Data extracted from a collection
══════════
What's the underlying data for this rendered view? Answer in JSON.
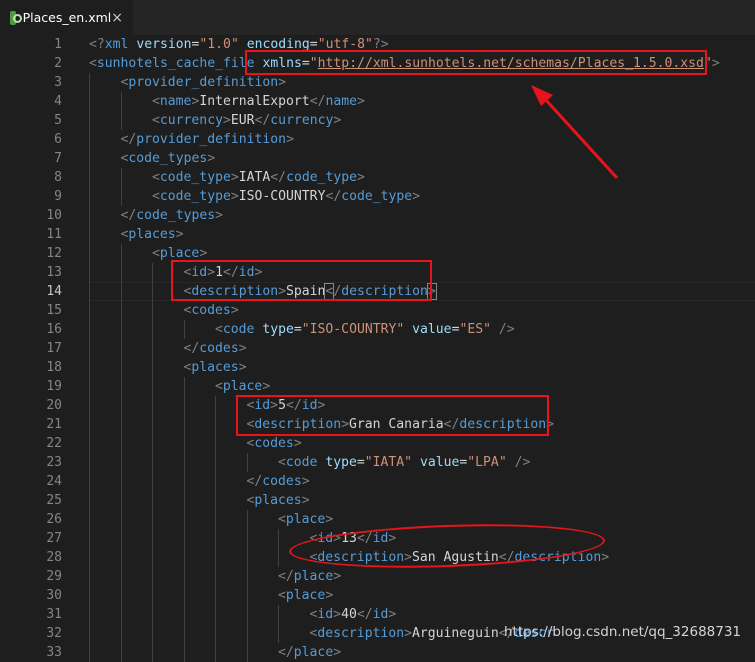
{
  "tab": {
    "filename": "Places_en.xml",
    "close_glyph": "×",
    "icon": "xml-file-icon"
  },
  "editor": {
    "current_line": 14
  },
  "colors": {
    "background": "#1e1e1e",
    "tag": "#569cd6",
    "attribute": "#9cdcfe",
    "string": "#ce9178",
    "bracket": "#808080",
    "text": "#d4d4d4",
    "annotation": "#e8141b"
  },
  "lines": [
    {
      "n": 1,
      "indent": 0,
      "tokens": [
        [
          "b",
          "<?"
        ],
        [
          "t",
          "xml"
        ],
        [
          "x",
          " "
        ],
        [
          "a",
          "version"
        ],
        [
          "x",
          "="
        ],
        [
          "s",
          "\"1.0\""
        ],
        [
          "x",
          " "
        ],
        [
          "a",
          "encoding"
        ],
        [
          "x",
          "="
        ],
        [
          "s",
          "\"utf-8\""
        ],
        [
          "b",
          "?>"
        ]
      ]
    },
    {
      "n": 2,
      "indent": 0,
      "tokens": [
        [
          "b",
          "<"
        ],
        [
          "t",
          "sunhotels_cache_file"
        ],
        [
          "x",
          " "
        ],
        [
          "a",
          "xmlns"
        ],
        [
          "x",
          "="
        ],
        [
          "s",
          "\""
        ],
        [
          "su",
          "http://xml.sunhotels.net/schemas/Places_1.5.0.xsd"
        ],
        [
          "s",
          "\""
        ],
        [
          "b",
          ">"
        ]
      ]
    },
    {
      "n": 3,
      "indent": 1,
      "tokens": [
        [
          "b",
          "<"
        ],
        [
          "t",
          "provider_definition"
        ],
        [
          "b",
          ">"
        ]
      ]
    },
    {
      "n": 4,
      "indent": 2,
      "tokens": [
        [
          "b",
          "<"
        ],
        [
          "t",
          "name"
        ],
        [
          "b",
          ">"
        ],
        [
          "x",
          "InternalExport"
        ],
        [
          "b",
          "</"
        ],
        [
          "t",
          "name"
        ],
        [
          "b",
          ">"
        ]
      ]
    },
    {
      "n": 5,
      "indent": 2,
      "tokens": [
        [
          "b",
          "<"
        ],
        [
          "t",
          "currency"
        ],
        [
          "b",
          ">"
        ],
        [
          "x",
          "EUR"
        ],
        [
          "b",
          "</"
        ],
        [
          "t",
          "currency"
        ],
        [
          "b",
          ">"
        ]
      ]
    },
    {
      "n": 6,
      "indent": 1,
      "tokens": [
        [
          "b",
          "</"
        ],
        [
          "t",
          "provider_definition"
        ],
        [
          "b",
          ">"
        ]
      ]
    },
    {
      "n": 7,
      "indent": 1,
      "tokens": [
        [
          "b",
          "<"
        ],
        [
          "t",
          "code_types"
        ],
        [
          "b",
          ">"
        ]
      ]
    },
    {
      "n": 8,
      "indent": 2,
      "tokens": [
        [
          "b",
          "<"
        ],
        [
          "t",
          "code_type"
        ],
        [
          "b",
          ">"
        ],
        [
          "x",
          "IATA"
        ],
        [
          "b",
          "</"
        ],
        [
          "t",
          "code_type"
        ],
        [
          "b",
          ">"
        ]
      ]
    },
    {
      "n": 9,
      "indent": 2,
      "tokens": [
        [
          "b",
          "<"
        ],
        [
          "t",
          "code_type"
        ],
        [
          "b",
          ">"
        ],
        [
          "x",
          "ISO-COUNTRY"
        ],
        [
          "b",
          "</"
        ],
        [
          "t",
          "code_type"
        ],
        [
          "b",
          ">"
        ]
      ]
    },
    {
      "n": 10,
      "indent": 1,
      "tokens": [
        [
          "b",
          "</"
        ],
        [
          "t",
          "code_types"
        ],
        [
          "b",
          ">"
        ]
      ]
    },
    {
      "n": 11,
      "indent": 1,
      "tokens": [
        [
          "b",
          "<"
        ],
        [
          "t",
          "places"
        ],
        [
          "b",
          ">"
        ]
      ]
    },
    {
      "n": 12,
      "indent": 2,
      "tokens": [
        [
          "b",
          "<"
        ],
        [
          "t",
          "place"
        ],
        [
          "b",
          ">"
        ]
      ]
    },
    {
      "n": 13,
      "indent": 3,
      "tokens": [
        [
          "b",
          "<"
        ],
        [
          "t",
          "id"
        ],
        [
          "b",
          ">"
        ],
        [
          "x",
          "1"
        ],
        [
          "b",
          "</"
        ],
        [
          "t",
          "id"
        ],
        [
          "b",
          ">"
        ]
      ]
    },
    {
      "n": 14,
      "indent": 3,
      "tokens": [
        [
          "b",
          "<"
        ],
        [
          "t",
          "description"
        ],
        [
          "b",
          ">"
        ],
        [
          "x",
          "Spain"
        ],
        [
          "bm",
          "<"
        ],
        [
          "b",
          "/"
        ],
        [
          "t",
          "description"
        ],
        [
          "bm",
          ">"
        ]
      ]
    },
    {
      "n": 15,
      "indent": 3,
      "tokens": [
        [
          "b",
          "<"
        ],
        [
          "t",
          "codes"
        ],
        [
          "b",
          ">"
        ]
      ]
    },
    {
      "n": 16,
      "indent": 4,
      "tokens": [
        [
          "b",
          "<"
        ],
        [
          "t",
          "code"
        ],
        [
          "x",
          " "
        ],
        [
          "a",
          "type"
        ],
        [
          "x",
          "="
        ],
        [
          "s",
          "\"ISO-COUNTRY\""
        ],
        [
          "x",
          " "
        ],
        [
          "a",
          "value"
        ],
        [
          "x",
          "="
        ],
        [
          "s",
          "\"ES\""
        ],
        [
          "x",
          " "
        ],
        [
          "b",
          "/>"
        ]
      ]
    },
    {
      "n": 17,
      "indent": 3,
      "tokens": [
        [
          "b",
          "</"
        ],
        [
          "t",
          "codes"
        ],
        [
          "b",
          ">"
        ]
      ]
    },
    {
      "n": 18,
      "indent": 3,
      "tokens": [
        [
          "b",
          "<"
        ],
        [
          "t",
          "places"
        ],
        [
          "b",
          ">"
        ]
      ]
    },
    {
      "n": 19,
      "indent": 4,
      "tokens": [
        [
          "b",
          "<"
        ],
        [
          "t",
          "place"
        ],
        [
          "b",
          ">"
        ]
      ]
    },
    {
      "n": 20,
      "indent": 5,
      "tokens": [
        [
          "b",
          "<"
        ],
        [
          "t",
          "id"
        ],
        [
          "b",
          ">"
        ],
        [
          "x",
          "5"
        ],
        [
          "b",
          "</"
        ],
        [
          "t",
          "id"
        ],
        [
          "b",
          ">"
        ]
      ]
    },
    {
      "n": 21,
      "indent": 5,
      "tokens": [
        [
          "b",
          "<"
        ],
        [
          "t",
          "description"
        ],
        [
          "b",
          ">"
        ],
        [
          "x",
          "Gran Canaria"
        ],
        [
          "b",
          "</"
        ],
        [
          "t",
          "description"
        ],
        [
          "b",
          ">"
        ]
      ]
    },
    {
      "n": 22,
      "indent": 5,
      "tokens": [
        [
          "b",
          "<"
        ],
        [
          "t",
          "codes"
        ],
        [
          "b",
          ">"
        ]
      ]
    },
    {
      "n": 23,
      "indent": 6,
      "tokens": [
        [
          "b",
          "<"
        ],
        [
          "t",
          "code"
        ],
        [
          "x",
          " "
        ],
        [
          "a",
          "type"
        ],
        [
          "x",
          "="
        ],
        [
          "s",
          "\"IATA\""
        ],
        [
          "x",
          " "
        ],
        [
          "a",
          "value"
        ],
        [
          "x",
          "="
        ],
        [
          "s",
          "\"LPA\""
        ],
        [
          "x",
          " "
        ],
        [
          "b",
          "/>"
        ]
      ]
    },
    {
      "n": 24,
      "indent": 5,
      "tokens": [
        [
          "b",
          "</"
        ],
        [
          "t",
          "codes"
        ],
        [
          "b",
          ">"
        ]
      ]
    },
    {
      "n": 25,
      "indent": 5,
      "tokens": [
        [
          "b",
          "<"
        ],
        [
          "t",
          "places"
        ],
        [
          "b",
          ">"
        ]
      ]
    },
    {
      "n": 26,
      "indent": 6,
      "tokens": [
        [
          "b",
          "<"
        ],
        [
          "t",
          "place"
        ],
        [
          "b",
          ">"
        ]
      ]
    },
    {
      "n": 27,
      "indent": 7,
      "tokens": [
        [
          "b",
          "<"
        ],
        [
          "t",
          "id"
        ],
        [
          "b",
          ">"
        ],
        [
          "x",
          "13"
        ],
        [
          "b",
          "</"
        ],
        [
          "t",
          "id"
        ],
        [
          "b",
          ">"
        ]
      ]
    },
    {
      "n": 28,
      "indent": 7,
      "tokens": [
        [
          "b",
          "<"
        ],
        [
          "t",
          "description"
        ],
        [
          "b",
          ">"
        ],
        [
          "x",
          "San Agustin"
        ],
        [
          "b",
          "</"
        ],
        [
          "t",
          "description"
        ],
        [
          "b",
          ">"
        ]
      ]
    },
    {
      "n": 29,
      "indent": 6,
      "tokens": [
        [
          "b",
          "</"
        ],
        [
          "t",
          "place"
        ],
        [
          "b",
          ">"
        ]
      ]
    },
    {
      "n": 30,
      "indent": 6,
      "tokens": [
        [
          "b",
          "<"
        ],
        [
          "t",
          "place"
        ],
        [
          "b",
          ">"
        ]
      ]
    },
    {
      "n": 31,
      "indent": 7,
      "tokens": [
        [
          "b",
          "<"
        ],
        [
          "t",
          "id"
        ],
        [
          "b",
          ">"
        ],
        [
          "x",
          "40"
        ],
        [
          "b",
          "</"
        ],
        [
          "t",
          "id"
        ],
        [
          "b",
          ">"
        ]
      ]
    },
    {
      "n": 32,
      "indent": 7,
      "tokens": [
        [
          "b",
          "<"
        ],
        [
          "t",
          "description"
        ],
        [
          "b",
          ">"
        ],
        [
          "x",
          "Arguineguin"
        ],
        [
          "b",
          "</"
        ],
        [
          "t",
          "descr"
        ]
      ]
    },
    {
      "n": 33,
      "indent": 6,
      "tokens": [
        [
          "b",
          "</"
        ],
        [
          "t",
          "place"
        ],
        [
          "b",
          ">"
        ]
      ]
    }
  ],
  "watermark": "https://blog.csdn.net/qq_32688731"
}
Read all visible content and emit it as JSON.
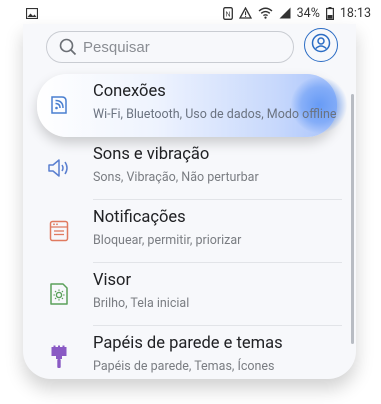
{
  "status_bar": {
    "battery_percent": "34%",
    "time": "18:13",
    "icons": [
      "gallery-icon",
      "nfc-icon",
      "alert-icon",
      "wifi-icon",
      "signal-icon",
      "battery-icon"
    ]
  },
  "search": {
    "placeholder": "Pesquisar"
  },
  "settings": [
    {
      "title": "Conexões",
      "subtitle": "Wi-Fi, Bluetooth, Uso de dados, Modo offline",
      "icon": "connections-icon"
    },
    {
      "title": "Sons e vibração",
      "subtitle": "Sons, Vibração, Não perturbar",
      "icon": "speaker-icon"
    },
    {
      "title": "Notificações",
      "subtitle": "Bloquear, permitir, priorizar",
      "icon": "notifications-icon"
    },
    {
      "title": "Visor",
      "subtitle": "Brilho, Tela inicial",
      "icon": "display-icon"
    },
    {
      "title": "Papéis de parede e temas",
      "subtitle": "Papéis de parede, Temas, Ícones",
      "icon": "brush-icon"
    }
  ],
  "colors": {
    "accent": "#2b6cc4",
    "highlight_gradient_end": "#a8c3fb",
    "connections_icon": "#4a7fd0",
    "sound_icon": "#5a7fd0",
    "notifications_icon": "#e07a5f",
    "display_icon": "#5aa05a",
    "brush_icon": "#8a5ac4"
  }
}
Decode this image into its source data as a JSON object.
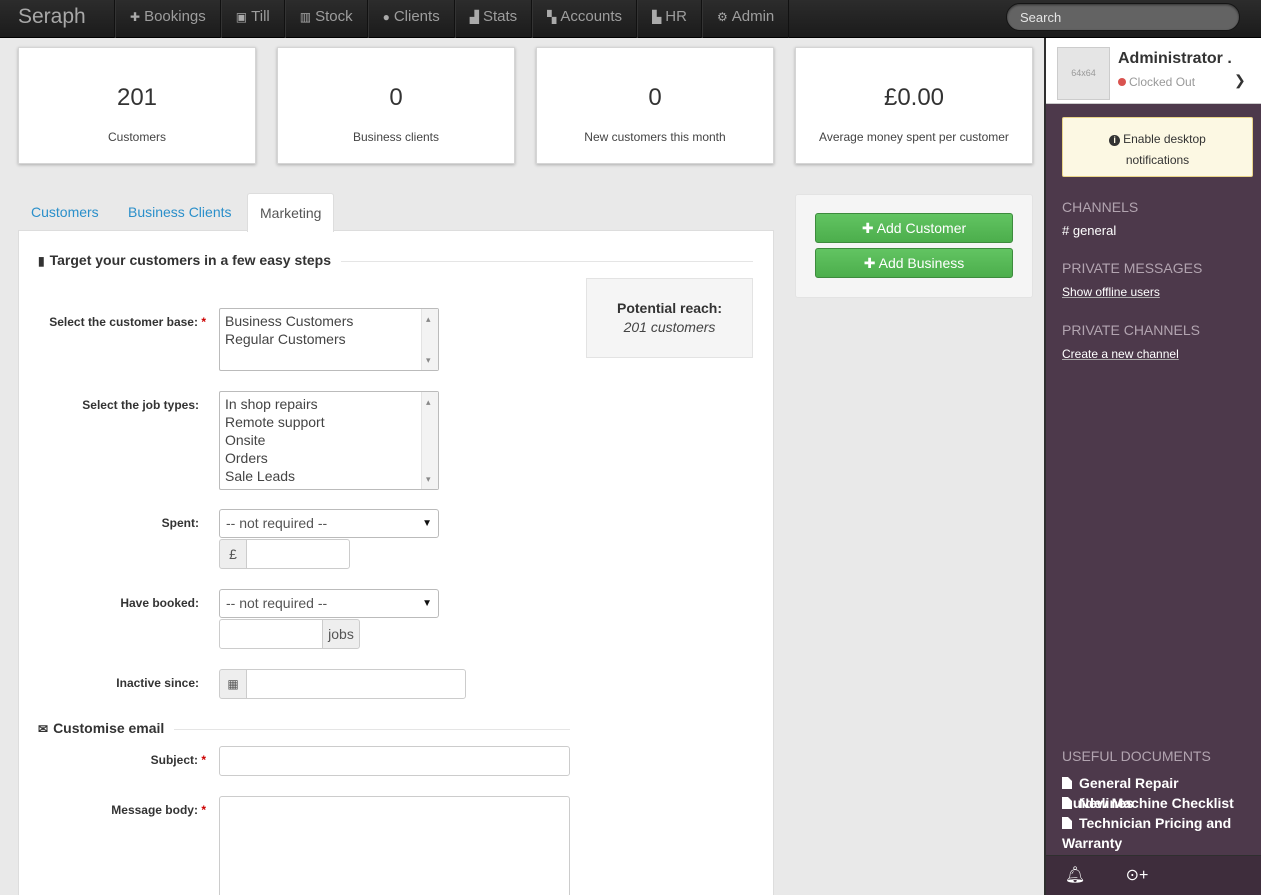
{
  "app": {
    "brand": "Seraph"
  },
  "nav": [
    {
      "label": "Bookings",
      "icon": "plus-icon",
      "glyph": "✚"
    },
    {
      "label": "Till",
      "icon": "money-icon",
      "glyph": "▣"
    },
    {
      "label": "Stock",
      "icon": "barcode-icon",
      "glyph": "▥"
    },
    {
      "label": "Clients",
      "icon": "user-icon",
      "glyph": "●"
    },
    {
      "label": "Stats",
      "icon": "bar-chart-icon",
      "glyph": "▟"
    },
    {
      "label": "Accounts",
      "icon": "book-icon",
      "glyph": "▚"
    },
    {
      "label": "HR",
      "icon": "sitemap-icon",
      "glyph": "▙"
    },
    {
      "label": "Admin",
      "icon": "gears-icon",
      "glyph": "⚙"
    }
  ],
  "search": {
    "placeholder": "Search"
  },
  "stats": [
    {
      "value": "201",
      "label": "Customers"
    },
    {
      "value": "0",
      "label": "Business clients"
    },
    {
      "value": "0",
      "label": "New customers this month"
    },
    {
      "value": "£0.00",
      "label": "Average money spent per customer"
    }
  ],
  "tabs": [
    {
      "label": "Customers",
      "active": false
    },
    {
      "label": "Business Clients",
      "active": false
    },
    {
      "label": "Marketing",
      "active": true
    }
  ],
  "marketing": {
    "section_title": "Target your customers in a few easy steps",
    "customer_base": {
      "label": "Select the customer base:",
      "required": "*",
      "options": [
        "Business Customers",
        "Regular Customers"
      ]
    },
    "job_types": {
      "label": "Select the job types:",
      "options": [
        "In shop repairs",
        "Remote support",
        "Onsite",
        "Orders",
        "Sale Leads"
      ]
    },
    "spent": {
      "label": "Spent:",
      "value": "-- not required --",
      "currency": "£"
    },
    "booked": {
      "label": "Have booked:",
      "value": "-- not required --",
      "suffix": "jobs"
    },
    "inactive": {
      "label": "Inactive since:"
    },
    "email_title": "Customise email",
    "subject": {
      "label": "Subject:",
      "required": "*"
    },
    "message": {
      "label": "Message body:",
      "required": "*"
    },
    "reach": {
      "title": "Potential reach:",
      "value": "201 customers"
    }
  },
  "actions": {
    "add_customer": "Add Customer",
    "add_business": "Add Business"
  },
  "sidebar": {
    "avatar": "64x64",
    "name": "Administrator .",
    "status": "Clocked Out",
    "status_color": "#d9534f",
    "notif_line1": "Enable desktop",
    "notif_line2": "notifications",
    "channels_header": "CHANNELS",
    "channel": "# general",
    "pm_header": "PRIVATE MESSAGES",
    "pm_link": "Show offline users",
    "pc_header": "PRIVATE CHANNELS",
    "pc_link": "Create a new channel",
    "docs_header": "USEFUL DOCUMENTS",
    "docs": [
      "General Repair Guidelines",
      "New Machine Checklist",
      "Technician Pricing and Warranty"
    ]
  }
}
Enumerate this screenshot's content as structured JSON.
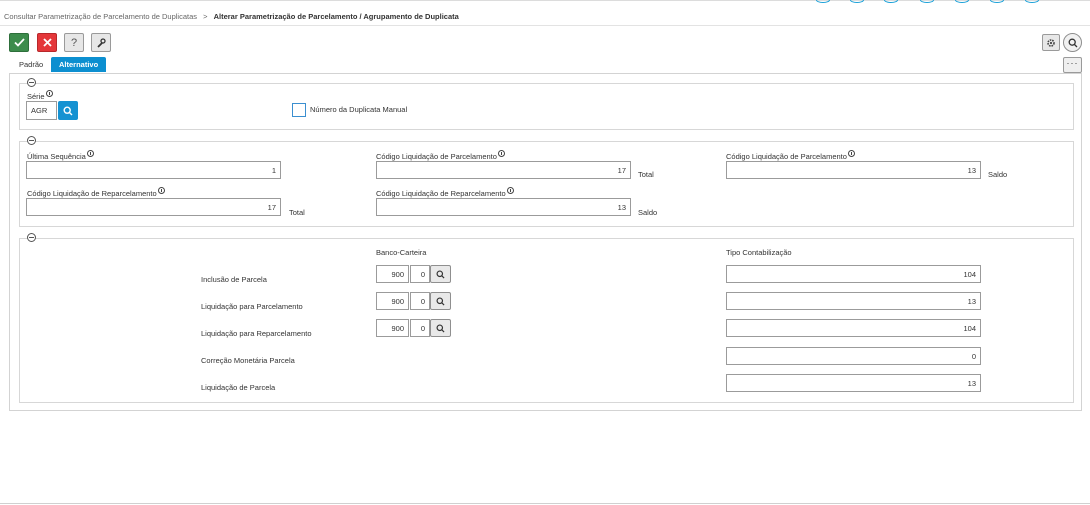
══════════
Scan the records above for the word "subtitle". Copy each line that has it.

▶ **WRITTEN SOLUTION**:
      "subtitle": "Wi-Fi, Bluetooth, Uso de dados, Modo offline",
      "subtitle": "Sons, Vibração, Não perturbar",
      "subtitle": "Bloquear, permitir, priorizar",
      "subtitle": "Brilho, Tela inicial",
      "subtitle": "Papéis de parede, Temas, Ícones",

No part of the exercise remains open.